= TASK PROMPT =
Repeat every record below exactly, but leave out any pictures.

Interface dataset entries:
--------------------------------------------------

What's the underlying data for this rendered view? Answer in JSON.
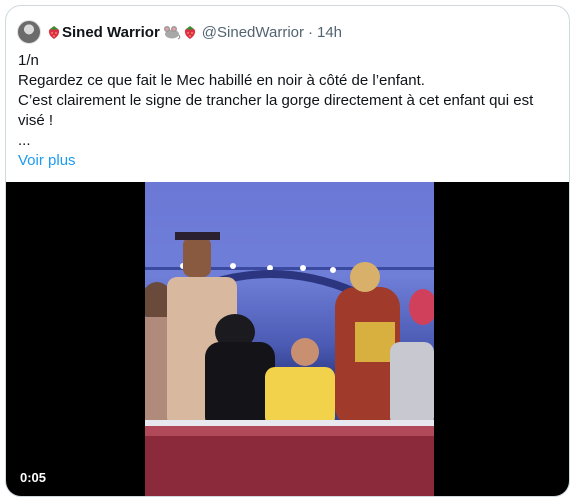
{
  "tweet": {
    "display_name": "Sined Warrior",
    "handle": "@SinedWarrior",
    "separator": "·",
    "timestamp": "14h",
    "lines": [
      "1/n",
      "Regardez ce que fait le Mec habillé en noir à côté de l’enfant.",
      "C’est clairement le signe de trancher la gorge directement à cet enfant qui est visé !",
      "..."
    ],
    "see_more": "Voir plus"
  },
  "media": {
    "duration": "0:05"
  },
  "colors": {
    "link": "#1d9bf0",
    "text": "#0f1419",
    "secondary": "#536471",
    "border": "#cfd9de"
  },
  "icons": [
    "strawberry-emoji",
    "mouse-emoji",
    "strawberry-emoji"
  ]
}
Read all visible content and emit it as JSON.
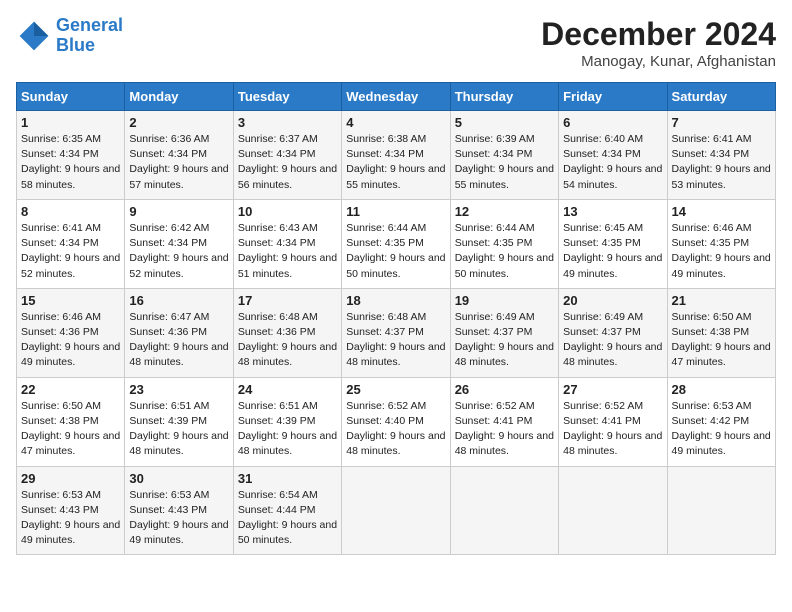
{
  "header": {
    "logo_line1": "General",
    "logo_line2": "Blue",
    "month_title": "December 2024",
    "subtitle": "Manogay, Kunar, Afghanistan"
  },
  "days_of_week": [
    "Sunday",
    "Monday",
    "Tuesday",
    "Wednesday",
    "Thursday",
    "Friday",
    "Saturday"
  ],
  "weeks": [
    [
      {
        "day": 1,
        "sunrise": "6:35 AM",
        "sunset": "4:34 PM",
        "daylight": "9 hours and 58 minutes."
      },
      {
        "day": 2,
        "sunrise": "6:36 AM",
        "sunset": "4:34 PM",
        "daylight": "9 hours and 57 minutes."
      },
      {
        "day": 3,
        "sunrise": "6:37 AM",
        "sunset": "4:34 PM",
        "daylight": "9 hours and 56 minutes."
      },
      {
        "day": 4,
        "sunrise": "6:38 AM",
        "sunset": "4:34 PM",
        "daylight": "9 hours and 55 minutes."
      },
      {
        "day": 5,
        "sunrise": "6:39 AM",
        "sunset": "4:34 PM",
        "daylight": "9 hours and 55 minutes."
      },
      {
        "day": 6,
        "sunrise": "6:40 AM",
        "sunset": "4:34 PM",
        "daylight": "9 hours and 54 minutes."
      },
      {
        "day": 7,
        "sunrise": "6:41 AM",
        "sunset": "4:34 PM",
        "daylight": "9 hours and 53 minutes."
      }
    ],
    [
      {
        "day": 8,
        "sunrise": "6:41 AM",
        "sunset": "4:34 PM",
        "daylight": "9 hours and 52 minutes."
      },
      {
        "day": 9,
        "sunrise": "6:42 AM",
        "sunset": "4:34 PM",
        "daylight": "9 hours and 52 minutes."
      },
      {
        "day": 10,
        "sunrise": "6:43 AM",
        "sunset": "4:34 PM",
        "daylight": "9 hours and 51 minutes."
      },
      {
        "day": 11,
        "sunrise": "6:44 AM",
        "sunset": "4:35 PM",
        "daylight": "9 hours and 50 minutes."
      },
      {
        "day": 12,
        "sunrise": "6:44 AM",
        "sunset": "4:35 PM",
        "daylight": "9 hours and 50 minutes."
      },
      {
        "day": 13,
        "sunrise": "6:45 AM",
        "sunset": "4:35 PM",
        "daylight": "9 hours and 49 minutes."
      },
      {
        "day": 14,
        "sunrise": "6:46 AM",
        "sunset": "4:35 PM",
        "daylight": "9 hours and 49 minutes."
      }
    ],
    [
      {
        "day": 15,
        "sunrise": "6:46 AM",
        "sunset": "4:36 PM",
        "daylight": "9 hours and 49 minutes."
      },
      {
        "day": 16,
        "sunrise": "6:47 AM",
        "sunset": "4:36 PM",
        "daylight": "9 hours and 48 minutes."
      },
      {
        "day": 17,
        "sunrise": "6:48 AM",
        "sunset": "4:36 PM",
        "daylight": "9 hours and 48 minutes."
      },
      {
        "day": 18,
        "sunrise": "6:48 AM",
        "sunset": "4:37 PM",
        "daylight": "9 hours and 48 minutes."
      },
      {
        "day": 19,
        "sunrise": "6:49 AM",
        "sunset": "4:37 PM",
        "daylight": "9 hours and 48 minutes."
      },
      {
        "day": 20,
        "sunrise": "6:49 AM",
        "sunset": "4:37 PM",
        "daylight": "9 hours and 48 minutes."
      },
      {
        "day": 21,
        "sunrise": "6:50 AM",
        "sunset": "4:38 PM",
        "daylight": "9 hours and 47 minutes."
      }
    ],
    [
      {
        "day": 22,
        "sunrise": "6:50 AM",
        "sunset": "4:38 PM",
        "daylight": "9 hours and 47 minutes."
      },
      {
        "day": 23,
        "sunrise": "6:51 AM",
        "sunset": "4:39 PM",
        "daylight": "9 hours and 48 minutes."
      },
      {
        "day": 24,
        "sunrise": "6:51 AM",
        "sunset": "4:39 PM",
        "daylight": "9 hours and 48 minutes."
      },
      {
        "day": 25,
        "sunrise": "6:52 AM",
        "sunset": "4:40 PM",
        "daylight": "9 hours and 48 minutes."
      },
      {
        "day": 26,
        "sunrise": "6:52 AM",
        "sunset": "4:41 PM",
        "daylight": "9 hours and 48 minutes."
      },
      {
        "day": 27,
        "sunrise": "6:52 AM",
        "sunset": "4:41 PM",
        "daylight": "9 hours and 48 minutes."
      },
      {
        "day": 28,
        "sunrise": "6:53 AM",
        "sunset": "4:42 PM",
        "daylight": "9 hours and 49 minutes."
      }
    ],
    [
      {
        "day": 29,
        "sunrise": "6:53 AM",
        "sunset": "4:43 PM",
        "daylight": "9 hours and 49 minutes."
      },
      {
        "day": 30,
        "sunrise": "6:53 AM",
        "sunset": "4:43 PM",
        "daylight": "9 hours and 49 minutes."
      },
      {
        "day": 31,
        "sunrise": "6:54 AM",
        "sunset": "4:44 PM",
        "daylight": "9 hours and 50 minutes."
      },
      null,
      null,
      null,
      null
    ]
  ]
}
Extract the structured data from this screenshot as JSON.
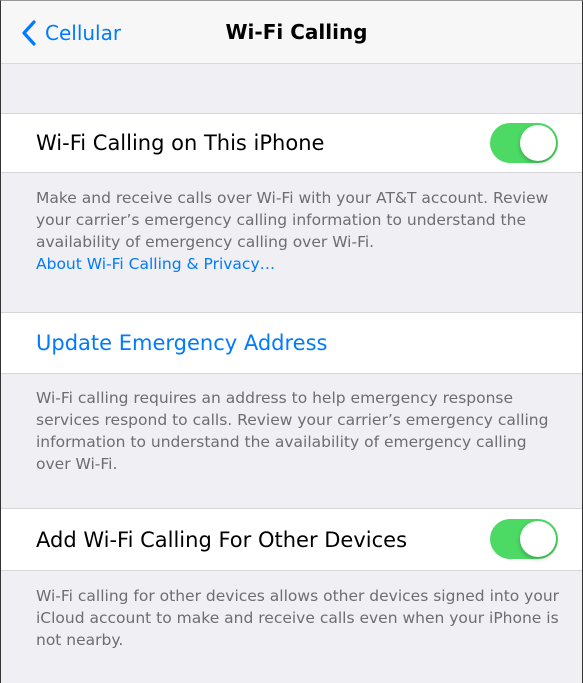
{
  "nav": {
    "back_label": "Cellular",
    "title": "Wi-Fi Calling"
  },
  "wifi_calling": {
    "label": "Wi-Fi Calling on This iPhone",
    "enabled": true,
    "footer_text": "Make and receive calls over Wi-Fi with your AT&T account. Review your carrier’s emergency calling information to understand the availability of emergency calling over Wi-Fi.",
    "footer_link": "About Wi-Fi Calling & Privacy…"
  },
  "emergency": {
    "label": "Update Emergency Address",
    "footer_text": "Wi-Fi calling requires an address to help emergency response services respond to calls. Review your carrier’s emergency calling information to understand the availability of emergency calling over Wi-Fi."
  },
  "other_devices": {
    "label": "Add Wi-Fi Calling For Other Devices",
    "enabled": true,
    "footer_text": "Wi-Fi calling for other devices allows other devices signed into your iCloud account to make and receive calls even when your iPhone is not nearby."
  },
  "colors": {
    "accent": "#007aff",
    "toggle_on": "#4cd964",
    "group_background": "#efeff4",
    "footer_text": "#6d6d72"
  }
}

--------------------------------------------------

= WRITTEN SOLUTION =
What's the underlying data for this rendered view? Answer in JSON.
{
  "tweet": {
    "display_name": "Sined Warrior",
    "handle": "@SinedWarrior",
    "separator": "·",
    "timestamp": "14h",
    "lines": [
      "1/n",
      "Regardez ce que fait le Mec habillé en noir à côté de l’enfant.",
      "C’est clairement le signe de trancher la gorge directement à cet enfant qui est visé !",
      "..."
    ],
    "see_more": "Voir plus"
  },
  "media": {
    "duration": "0:05"
  },
  "colors": {
    "link": "#1d9bf0",
    "text": "#0f1419",
    "secondary": "#536471",
    "border": "#cfd9de"
  },
  "icons": [
    "strawberry-emoji",
    "mouse-emoji",
    "strawberry-emoji"
  ]
}
Read all visible content and emit it as JSON.
{
  "header": {
    "logo_line1": "General",
    "logo_line2": "Blue",
    "month_title": "December 2024",
    "subtitle": "Manogay, Kunar, Afghanistan"
  },
  "days_of_week": [
    "Sunday",
    "Monday",
    "Tuesday",
    "Wednesday",
    "Thursday",
    "Friday",
    "Saturday"
  ],
  "weeks": [
    [
      {
        "day": 1,
        "sunrise": "6:35 AM",
        "sunset": "4:34 PM",
        "daylight": "9 hours and 58 minutes."
      },
      {
        "day": 2,
        "sunrise": "6:36 AM",
        "sunset": "4:34 PM",
        "daylight": "9 hours and 57 minutes."
      },
      {
        "day": 3,
        "sunrise": "6:37 AM",
        "sunset": "4:34 PM",
        "daylight": "9 hours and 56 minutes."
      },
      {
        "day": 4,
        "sunrise": "6:38 AM",
        "sunset": "4:34 PM",
        "daylight": "9 hours and 55 minutes."
      },
      {
        "day": 5,
        "sunrise": "6:39 AM",
        "sunset": "4:34 PM",
        "daylight": "9 hours and 55 minutes."
      },
      {
        "day": 6,
        "sunrise": "6:40 AM",
        "sunset": "4:34 PM",
        "daylight": "9 hours and 54 minutes."
      },
      {
        "day": 7,
        "sunrise": "6:41 AM",
        "sunset": "4:34 PM",
        "daylight": "9 hours and 53 minutes."
      }
    ],
    [
      {
        "day": 8,
        "sunrise": "6:41 AM",
        "sunset": "4:34 PM",
        "daylight": "9 hours and 52 minutes."
      },
      {
        "day": 9,
        "sunrise": "6:42 AM",
        "sunset": "4:34 PM",
        "daylight": "9 hours and 52 minutes."
      },
      {
        "day": 10,
        "sunrise": "6:43 AM",
        "sunset": "4:34 PM",
        "daylight": "9 hours and 51 minutes."
      },
      {
        "day": 11,
        "sunrise": "6:44 AM",
        "sunset": "4:35 PM",
        "daylight": "9 hours and 50 minutes."
      },
      {
        "day": 12,
        "sunrise": "6:44 AM",
        "sunset": "4:35 PM",
        "daylight": "9 hours and 50 minutes."
      },
      {
        "day": 13,
        "sunrise": "6:45 AM",
        "sunset": "4:35 PM",
        "daylight": "9 hours and 49 minutes."
      },
      {
        "day": 14,
        "sunrise": "6:46 AM",
        "sunset": "4:35 PM",
        "daylight": "9 hours and 49 minutes."
      }
    ],
    [
      {
        "day": 15,
        "sunrise": "6:46 AM",
        "sunset": "4:36 PM",
        "daylight": "9 hours and 49 minutes."
      },
      {
        "day": 16,
        "sunrise": "6:47 AM",
        "sunset": "4:36 PM",
        "daylight": "9 hours and 48 minutes."
      },
      {
        "day": 17,
        "sunrise": "6:48 AM",
        "sunset": "4:36 PM",
        "daylight": "9 hours and 48 minutes."
      },
      {
        "day": 18,
        "sunrise": "6:48 AM",
        "sunset": "4:37 PM",
        "daylight": "9 hours and 48 minutes."
      },
      {
        "day": 19,
        "sunrise": "6:49 AM",
        "sunset": "4:37 PM",
        "daylight": "9 hours and 48 minutes."
      },
      {
        "day": 20,
        "sunrise": "6:49 AM",
        "sunset": "4:37 PM",
        "daylight": "9 hours and 48 minutes."
      },
      {
        "day": 21,
        "sunrise": "6:50 AM",
        "sunset": "4:38 PM",
        "daylight": "9 hours and 47 minutes."
      }
    ],
    [
      {
        "day": 22,
        "sunrise": "6:50 AM",
        "sunset": "4:38 PM",
        "daylight": "9 hours and 47 minutes."
      },
      {
        "day": 23,
        "sunrise": "6:51 AM",
        "sunset": "4:39 PM",
        "daylight": "9 hours and 48 minutes."
      },
      {
        "day": 24,
        "sunrise": "6:51 AM",
        "sunset": "4:39 PM",
        "daylight": "9 hours and 48 minutes."
      },
      {
        "day": 25,
        "sunrise": "6:52 AM",
        "sunset": "4:40 PM",
        "daylight": "9 hours and 48 minutes."
      },
      {
        "day": 26,
        "sunrise": "6:52 AM",
        "sunset": "4:41 PM",
        "daylight": "9 hours and 48 minutes."
      },
      {
        "day": 27,
        "sunrise": "6:52 AM",
        "sunset": "4:41 PM",
        "daylight": "9 hours and 48 minutes."
      },
      {
        "day": 28,
        "sunrise": "6:53 AM",
        "sunset": "4:42 PM",
        "daylight": "9 hours and 49 minutes."
      }
    ],
    [
      {
        "day": 29,
        "sunrise": "6:53 AM",
        "sunset": "4:43 PM",
        "daylight": "9 hours and 49 minutes."
      },
      {
        "day": 30,
        "sunrise": "6:53 AM",
        "sunset": "4:43 PM",
        "daylight": "9 hours and 49 minutes."
      },
      {
        "day": 31,
        "sunrise": "6:54 AM",
        "sunset": "4:44 PM",
        "daylight": "9 hours and 50 minutes."
      },
      null,
      null,
      null,
      null
    ]
  ]
}
Extract the structured data from this screenshot as JSON.
{
  "nav": {
    "back_label": "Cellular",
    "title": "Wi-Fi Calling"
  },
  "wifi_calling": {
    "label": "Wi-Fi Calling on This iPhone",
    "enabled": true,
    "footer_text": "Make and receive calls over Wi-Fi with your AT&T account. Review your carrier’s emergency calling information to understand the availability of emergency calling over Wi-Fi.",
    "footer_link": "About Wi-Fi Calling & Privacy…"
  },
  "emergency": {
    "label": "Update Emergency Address",
    "footer_text": "Wi-Fi calling requires an address to help emergency response services respond to calls. Review your carrier’s emergency calling information to understand the availability of emergency calling over Wi-Fi."
  },
  "other_devices": {
    "label": "Add Wi-Fi Calling For Other Devices",
    "enabled": true,
    "footer_text": "Wi-Fi calling for other devices allows other devices signed into your iCloud account to make and receive calls even when your iPhone is not nearby."
  },
  "colors": {
    "accent": "#007aff",
    "toggle_on": "#4cd964",
    "group_background": "#efeff4",
    "footer_text": "#6d6d72"
  }
}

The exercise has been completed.